=== Section Start ===

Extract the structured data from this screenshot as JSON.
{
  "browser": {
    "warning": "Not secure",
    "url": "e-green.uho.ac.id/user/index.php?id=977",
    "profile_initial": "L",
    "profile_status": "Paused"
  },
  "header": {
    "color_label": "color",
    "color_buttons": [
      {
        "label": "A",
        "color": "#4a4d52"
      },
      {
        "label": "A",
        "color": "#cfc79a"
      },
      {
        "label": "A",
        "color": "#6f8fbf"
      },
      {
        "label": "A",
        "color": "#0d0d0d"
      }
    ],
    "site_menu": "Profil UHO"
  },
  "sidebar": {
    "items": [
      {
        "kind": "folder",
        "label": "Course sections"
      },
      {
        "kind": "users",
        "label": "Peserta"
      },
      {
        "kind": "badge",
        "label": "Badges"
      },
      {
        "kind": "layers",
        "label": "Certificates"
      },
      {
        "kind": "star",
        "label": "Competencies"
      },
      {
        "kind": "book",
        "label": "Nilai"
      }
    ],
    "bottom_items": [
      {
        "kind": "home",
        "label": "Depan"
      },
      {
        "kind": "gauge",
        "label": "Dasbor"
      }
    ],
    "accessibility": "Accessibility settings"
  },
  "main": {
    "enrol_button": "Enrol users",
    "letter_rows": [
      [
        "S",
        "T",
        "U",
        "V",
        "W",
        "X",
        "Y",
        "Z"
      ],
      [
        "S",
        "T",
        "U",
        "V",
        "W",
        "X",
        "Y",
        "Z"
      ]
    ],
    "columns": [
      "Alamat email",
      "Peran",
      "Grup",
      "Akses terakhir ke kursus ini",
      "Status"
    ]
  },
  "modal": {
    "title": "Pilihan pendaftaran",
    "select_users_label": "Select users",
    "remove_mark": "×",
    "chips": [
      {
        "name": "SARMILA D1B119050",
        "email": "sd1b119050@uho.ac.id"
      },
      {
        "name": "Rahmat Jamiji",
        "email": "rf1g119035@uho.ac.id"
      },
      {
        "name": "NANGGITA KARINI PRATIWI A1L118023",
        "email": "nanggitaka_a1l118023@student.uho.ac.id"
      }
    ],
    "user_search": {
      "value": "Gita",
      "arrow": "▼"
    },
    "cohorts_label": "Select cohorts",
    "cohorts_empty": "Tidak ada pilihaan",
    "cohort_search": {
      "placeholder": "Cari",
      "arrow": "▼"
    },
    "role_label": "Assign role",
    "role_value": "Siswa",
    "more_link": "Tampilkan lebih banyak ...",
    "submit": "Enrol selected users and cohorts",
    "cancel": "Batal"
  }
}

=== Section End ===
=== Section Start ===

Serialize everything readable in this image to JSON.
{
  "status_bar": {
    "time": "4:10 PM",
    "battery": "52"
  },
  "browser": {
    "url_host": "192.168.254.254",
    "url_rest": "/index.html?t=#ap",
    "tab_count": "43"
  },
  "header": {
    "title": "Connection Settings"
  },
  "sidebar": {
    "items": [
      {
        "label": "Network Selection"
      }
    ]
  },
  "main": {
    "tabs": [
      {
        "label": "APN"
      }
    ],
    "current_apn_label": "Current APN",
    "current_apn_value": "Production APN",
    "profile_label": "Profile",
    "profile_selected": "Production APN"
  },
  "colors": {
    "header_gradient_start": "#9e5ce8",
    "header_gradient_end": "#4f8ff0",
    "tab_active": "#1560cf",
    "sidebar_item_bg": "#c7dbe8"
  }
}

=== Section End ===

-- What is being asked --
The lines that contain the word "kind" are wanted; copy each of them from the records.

-- Solution to this problem --
        "kind": "folder",
        "kind": "users",
        "kind": "badge",
        "kind": "layers",
        "kind": "star",
        "kind": "book",
        "kind": "home",
        "kind": "gauge",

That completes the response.